─── Supplied entries

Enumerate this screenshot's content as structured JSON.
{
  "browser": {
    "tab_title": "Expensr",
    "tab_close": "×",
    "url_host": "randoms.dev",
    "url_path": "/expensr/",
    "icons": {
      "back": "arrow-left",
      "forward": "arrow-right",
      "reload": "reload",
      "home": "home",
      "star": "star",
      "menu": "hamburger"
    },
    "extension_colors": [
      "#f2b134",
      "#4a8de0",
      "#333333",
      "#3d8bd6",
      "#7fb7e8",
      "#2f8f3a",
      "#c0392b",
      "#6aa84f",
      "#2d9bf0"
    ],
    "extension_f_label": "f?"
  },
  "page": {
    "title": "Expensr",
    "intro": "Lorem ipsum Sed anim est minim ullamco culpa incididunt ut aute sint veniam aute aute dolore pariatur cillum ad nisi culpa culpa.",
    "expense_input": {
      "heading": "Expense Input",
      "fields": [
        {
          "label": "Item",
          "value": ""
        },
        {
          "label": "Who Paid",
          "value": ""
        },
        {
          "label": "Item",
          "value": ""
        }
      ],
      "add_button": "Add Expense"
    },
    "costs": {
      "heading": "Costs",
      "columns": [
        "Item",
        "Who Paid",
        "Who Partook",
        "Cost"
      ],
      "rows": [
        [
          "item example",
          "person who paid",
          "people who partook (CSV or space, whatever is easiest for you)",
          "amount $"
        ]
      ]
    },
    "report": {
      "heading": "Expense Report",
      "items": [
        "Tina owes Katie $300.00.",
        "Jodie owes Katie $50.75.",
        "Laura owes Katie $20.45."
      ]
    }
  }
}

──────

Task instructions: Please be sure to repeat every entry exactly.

Output:
Enumerate this screenshot's content as structured JSON.
{
  "browser": {
    "tab_title": "Expensr",
    "tab_close": "×",
    "url_host": "randoms.dev",
    "url_path": "/expensr/",
    "icons": {
      "back": "arrow-left",
      "forward": "arrow-right",
      "reload": "reload",
      "home": "home",
      "star": "star",
      "menu": "hamburger"
    },
    "extension_colors": [
      "#f2b134",
      "#4a8de0",
      "#333333",
      "#3d8bd6",
      "#7fb7e8",
      "#2f8f3a",
      "#c0392b",
      "#6aa84f",
      "#2d9bf0"
    ],
    "extension_f_label": "f?"
  },
  "page": {
    "title": "Expensr",
    "intro": "Lorem ipsum Sed anim est minim ullamco culpa incididunt ut aute sint veniam aute aute dolore pariatur cillum ad nisi culpa culpa.",
    "expense_input": {
      "heading": "Expense Input",
      "fields": [
        {
          "label": "Item",
          "value": ""
        },
        {
          "label": "Who Paid",
          "value": ""
        },
        {
          "label": "Item",
          "value": ""
        }
      ],
      "add_button": "Add Expense"
    },
    "costs": {
      "heading": "Costs",
      "columns": [
        "Item",
        "Who Paid",
        "Who Partook",
        "Cost"
      ],
      "rows": [
        [
          "item example",
          "person who paid",
          "people who partook (CSV or space, whatever is easiest for you)",
          "amount $"
        ]
      ]
    },
    "report": {
      "heading": "Expense Report",
      "items": [
        "Tina owes Katie $300.00.",
        "Jodie owes Katie $50.75.",
        "Laura owes Katie $20.45."
      ]
    }
  }
}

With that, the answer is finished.